If you only know a little bit about the early history of the United States, you've likely heard about the role of liquor in elections. In the first years of the republic, politicians of every stripe turned to distilled spirits and cider as tools for turning the votes their way. Polling places sported kegs of whiskey or barrels of cider, with drams ladled out to whomever wanted them. The more alcohol, the merrier. The candidates who offered the most often earned the most votes.
Most who relate this history suggest that by using liquor to blackmail of voters, office seekers corrupted the democratic process. These commentators point out that thankfully, the carefully regulated election venues of our time display no such irregularities.
But consider this, from historian William J. Rorabaugh's classic, The Alcoholic Republic: An American Tradition:
"An office seeker who furnished strong beverages to the voters was expected to drink freely with them, and, by his drinking, to prove the soundness of his democratic principles, that he was independent and egalitarian, indeed truly republican. Many an aspirant for office became inebriated in order to show the voters that he was an autonomous, independent being. At the same time, a candidate's good nature and congeniality in his cups demonstrated his respect for his peers, the voters, and thereby confirmed his egalitarianism. Thus it was that a Pennyslvania tavern crowd stated that one popular contender's election was certain because he could and would 'get drunk with any man.'"

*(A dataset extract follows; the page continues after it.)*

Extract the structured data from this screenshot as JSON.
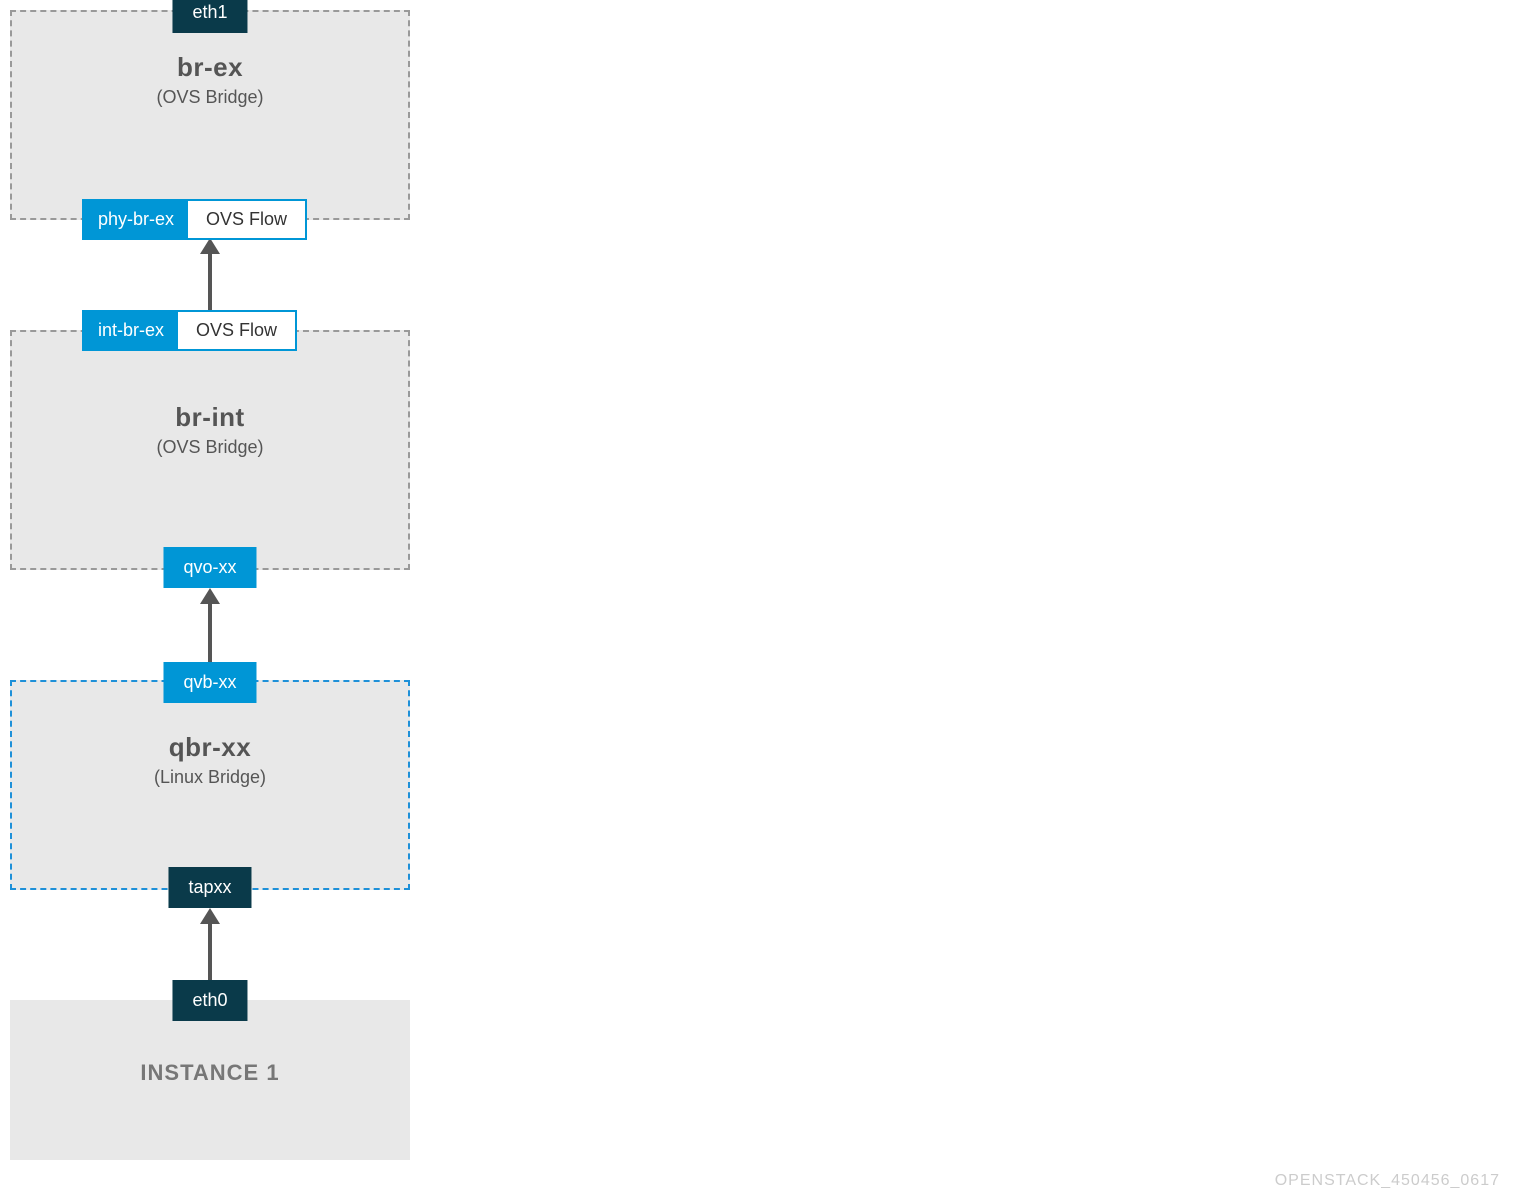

Proving one's republicanism, one's dedication to liberty, through the public consumption of spirits. It's foreign to us. But maybe we need just a little of that tomorrow, as we trudge off to the polls. Like that crowd in Pennsylvania, I'm going to have a shot of rye before I head to my polling place, and I hope that all you patriots do the same. Turn democracy in a bottle--rye--into a force for social and political change.